Sometimes, the lingo can be the steepest part of the learning curve when getting started with JIRA (and the Agile methodology). Below, we have compiled a list of some of the basic (and more obscure) terms associated with JIRA. Did we miss any? Add your own terms and definitions in the comments below!
Backlog – A backlog is a list of the outstanding user stories, bugs and features for a product or sprint.
Board – The tool that teams use to visualize units of work moving through their specific workflow. It can be adapted for different styles of agile development (e.g. a Scrum board shows work items moving from the product backlog to the sprint backlog whereas a Kanban board typically has a three-step workflow: To Do, In Progress, and Done).
Burndown Chart – A Burndown Chart shows the actual and estimated amount of work to be done in a sprint.
Control Chart – A Control Chart can show the cycle time or lead time for your product, version or sprint.
Cycle Time – Cycle time is the time spent working on an issue – typically, the time taken from when work begins on an issue to when work is completed, but also includes any other time spent working on the issue. For example, if an issue is reopened, worked on, and completed again, then the time for this extra work is added to the cycle time.
Daily stand-up – Also known as a daily scrum, a 15-minute mini-meeting for the software team to sync.
Epic – An epic captures a large body of work that needs to be broken down into a number of smaller stories. It may take several sprints to complete an epic. The hierarchy for units of work in JIRA Software is as follows: Project > Epics/Components > Stories > Tasks > Subtasks
Filter – Filters determine what is visible on each of your boards. Using JIRA's simple query builder (JQL), you can customize exactly which issues are displayed on your board.
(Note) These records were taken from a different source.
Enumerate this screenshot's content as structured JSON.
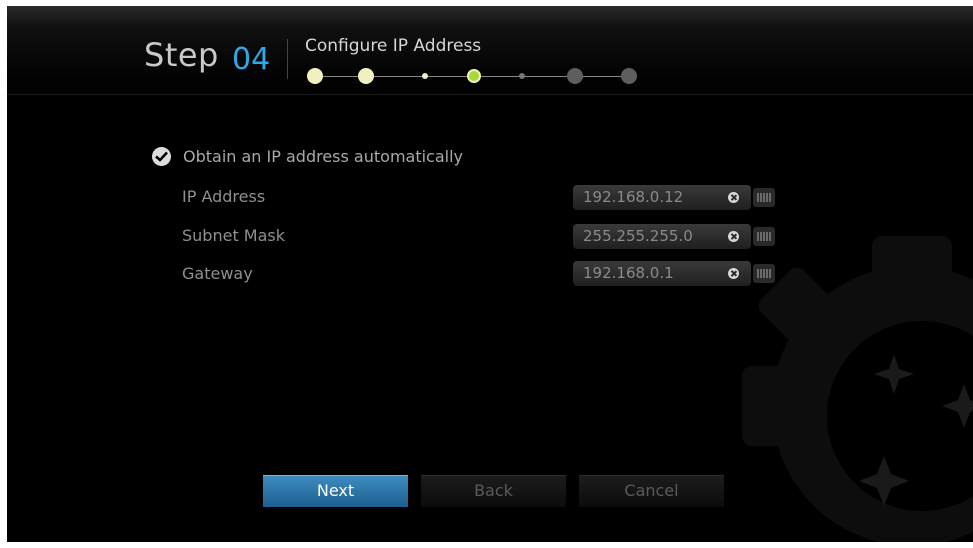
{
  "header": {
    "step_word": "Step",
    "step_number": "04",
    "title": "Configure IP Address",
    "progress": {
      "total_steps": 7,
      "current_step": 4
    }
  },
  "form": {
    "auto_ip": {
      "label": "Obtain an IP address automatically",
      "checked": true
    },
    "fields": [
      {
        "label": "IP Address",
        "value": "192.168.0.12"
      },
      {
        "label": "Subnet Mask",
        "value": "255.255.255.0"
      },
      {
        "label": "Gateway",
        "value": "192.168.0.1"
      }
    ]
  },
  "buttons": {
    "next": "Next",
    "back": "Back",
    "cancel": "Cancel"
  },
  "colors": {
    "accent": "#2ea8e6",
    "active_step": "#a8d83a",
    "done_step": "#f2f0c0",
    "next_button": "#2a72a6"
  }
}
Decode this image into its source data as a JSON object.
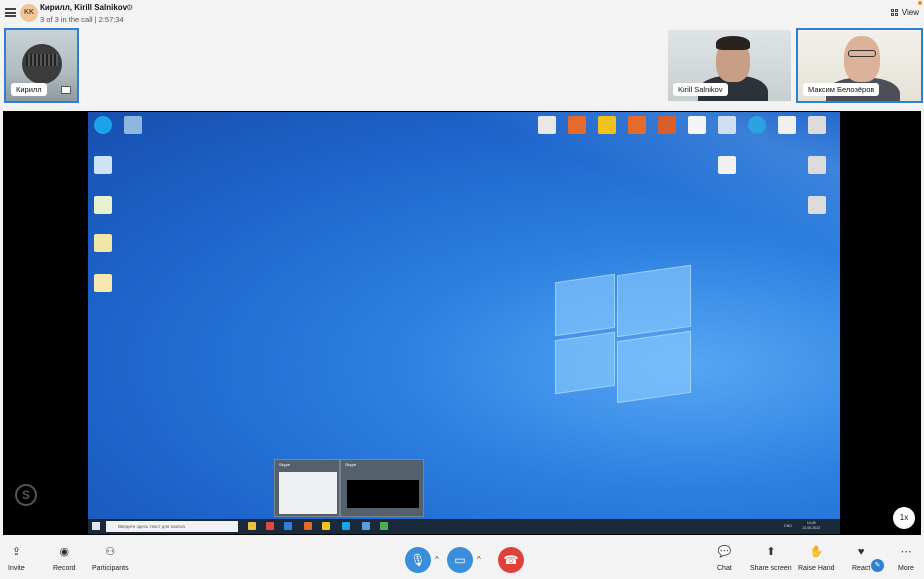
{
  "header": {
    "avatar_initials": "KK",
    "title": "Кирилл, Kirill Salnikov",
    "subtitle": "3 of 3 in the call | 2:57:34",
    "view_label": "View"
  },
  "participants": [
    {
      "name": "Кирилл"
    },
    {
      "name": "Kirill Salnikov"
    },
    {
      "name": "Максим Белозёров"
    }
  ],
  "shared_screen": {
    "taskbar_search_placeholder": "Введите здесь текст для поиска",
    "preview_titles": [
      "Skype",
      "Skype"
    ],
    "taskbar_time": "14:45",
    "taskbar_date": "22.06.2022",
    "taskbar_lang": "ENG"
  },
  "speed_badge": "1x",
  "toolbar": {
    "invite": "Invite",
    "record": "Record",
    "participants": "Participants",
    "chat": "Chat",
    "share_screen": "Share screen",
    "raise_hand": "Raise Hand",
    "react": "React",
    "more": "More"
  },
  "colors": {
    "accent": "#2f7fd0",
    "mic_button": "#3b8edb",
    "video_button": "#3b8edb",
    "hangup_button": "#e0403a"
  },
  "icons": {
    "menu": "hamburger-icon",
    "view": "grid-icon",
    "mic": "microphone-icon",
    "video": "video-camera-icon",
    "hangup": "phone-hangup-icon"
  }
}
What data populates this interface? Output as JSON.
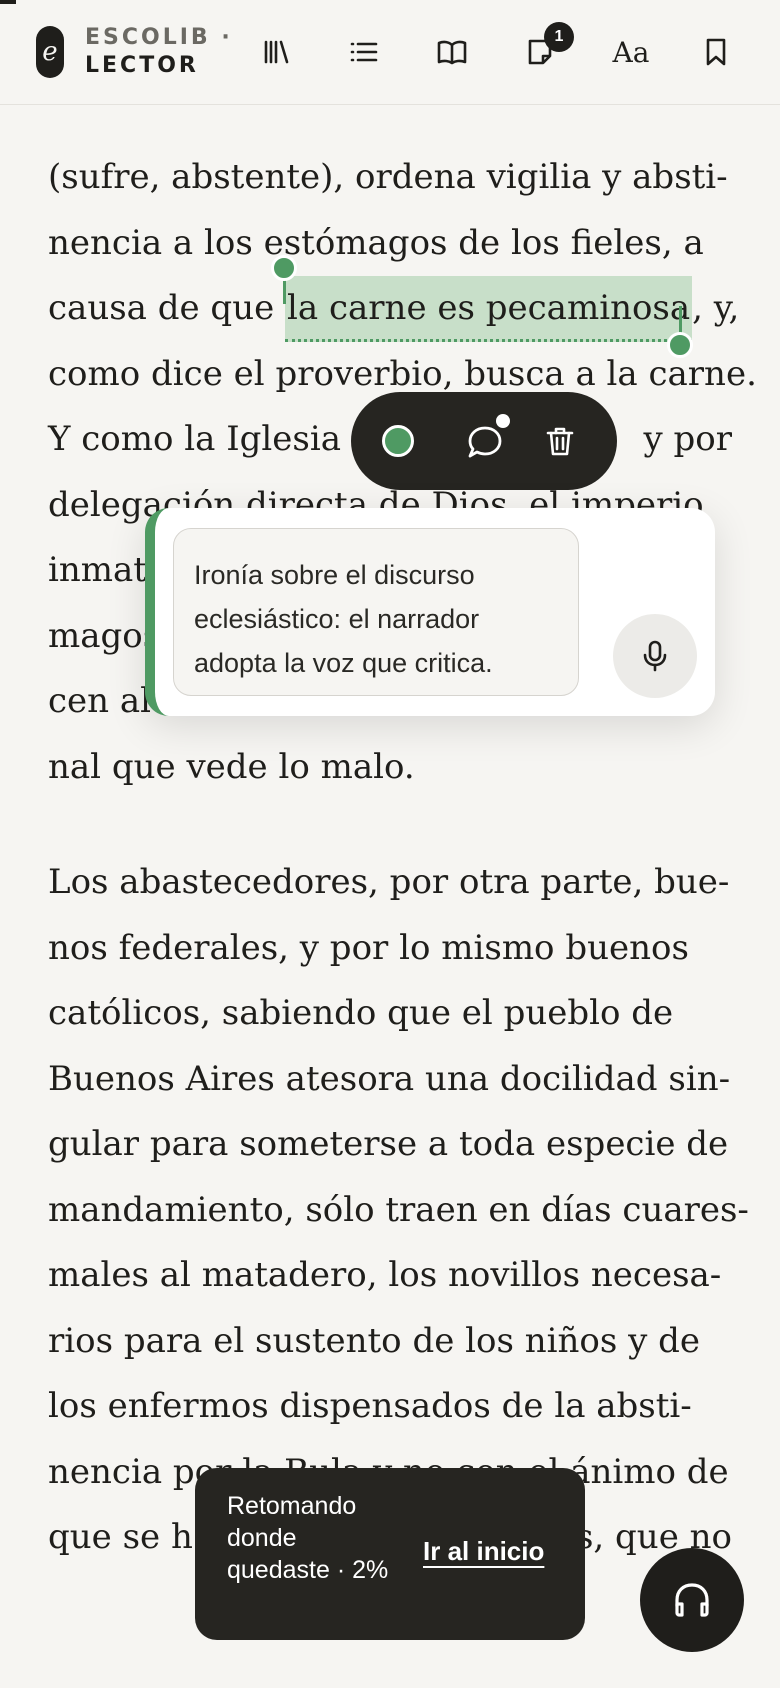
{
  "header": {
    "logo_glyph": "e",
    "brand_line1": "ESCOLIB ·",
    "brand_line2": "LECTOR",
    "notes_badge": "1",
    "font_button": "Aa",
    "icons": [
      "library-icon",
      "toc-list-icon",
      "open-book-icon",
      "notes-icon",
      "font-size-button",
      "bookmark-icon"
    ]
  },
  "reading": {
    "para1": [
      "(sufre, abstente), ordena vigilia y absti-",
      "nencia a los estómagos de los fieles, a",
      "causa de que",
      "la carne es pecaminosa",
      ", y,",
      "como dice el proverbio, busca a la carne.",
      "Y como la Iglesia",
      "y por",
      "delegación directa de Dios, el imperio",
      "inmat",
      "magos",
      "cen al",
      "nal que vede lo malo."
    ],
    "para2": [
      "Los abastecedores, por otra parte, bue-",
      "nos federales, y por lo mismo buenos",
      "católicos, sabiendo que el pueblo de",
      "Buenos Aires atesora una docilidad sin-",
      "gular para someterse a toda especie de",
      "mandamiento, sólo traen en días cuares-",
      "males al matadero, los novillos necesa-",
      "rios para el sustento de los niños y de",
      "los enfermos dispensados de la absti-",
      "nencia por la Bula y no con el ánimo de",
      "que se h",
      "s, que no"
    ]
  },
  "highlight": {
    "text": "la carne es pecaminosa",
    "color": "#c8dfc9",
    "accent": "#4f9a63"
  },
  "annotation_toolbar": {
    "color_dot": "#4f9a63",
    "icons": [
      "highlight-color-dot",
      "comment-icon",
      "trash-icon"
    ]
  },
  "note": {
    "text": "Ironía sobre el discurso eclesiástico: el narrador adopta la voz que critica.",
    "mic_icon": "microphone-icon"
  },
  "toast": {
    "message": "Retomando donde quedaste · 2%",
    "action": "Ir al inicio"
  },
  "fab": {
    "icon": "headphones-icon"
  }
}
Issue – An issue is simply a unit of work within JIRA that will be traced through a workflow, from creation to completion. It can range from representing a single unit of work, like a simple task or bug, to a larger parent work item to be tracked, like a story or an epic.
Kanban – Kanban is a system for visualizing the flow of work and limiting work in progress. Kanban is not oriented towards sprints, like Scrum development methodology, as it is more ongoing.
Scrum – Scrum is an Agile development methodology where the product is built in a series of fixed-length iterations called sprints. It gives teams a framework for shipping software on a regular cadence.
Scrum of Scrums – Scrum of Scrums is a means of scaling Scrum to large, multi-team projects. Scrum of Scrums is the Agile version of what is traditionally known as program management.
Sprint – A sprint — also known as an iteration — is a short (ideally two to four week) period in which the development team implements and delivers a discrete product increment, e.g. a working milestone version.
Sprint planning – A team planning meeting that determines what to complete in the coming sprint.
Sprint retrospective – A review of what did and didn't go well with actions to make the next sprint better.
Story – A story or user story is a software system requirement that is expressed in a few short sentences, ideally using non-technical language.
Story Point – A story point is an estimate of the relative complexity of a story.
Swimlane – A swimlane is a means of categorizing issues so that agile teams can see which issues they should work on next.
Task – A task is a unit of work contained within a story.
Velocity – The velocity of a team is a measure of how much work that the team can handle within a specific time period, i.e. how much of the product backlog can be completed by the team in a sprint. Velocity can be calculated on the basis of story points, business value, hours, issue count, or any numeric field of your choice.
Workflow – Workflow is the logic that drives movement of a stories / sub-task along their development journey on a scrum or kanban board.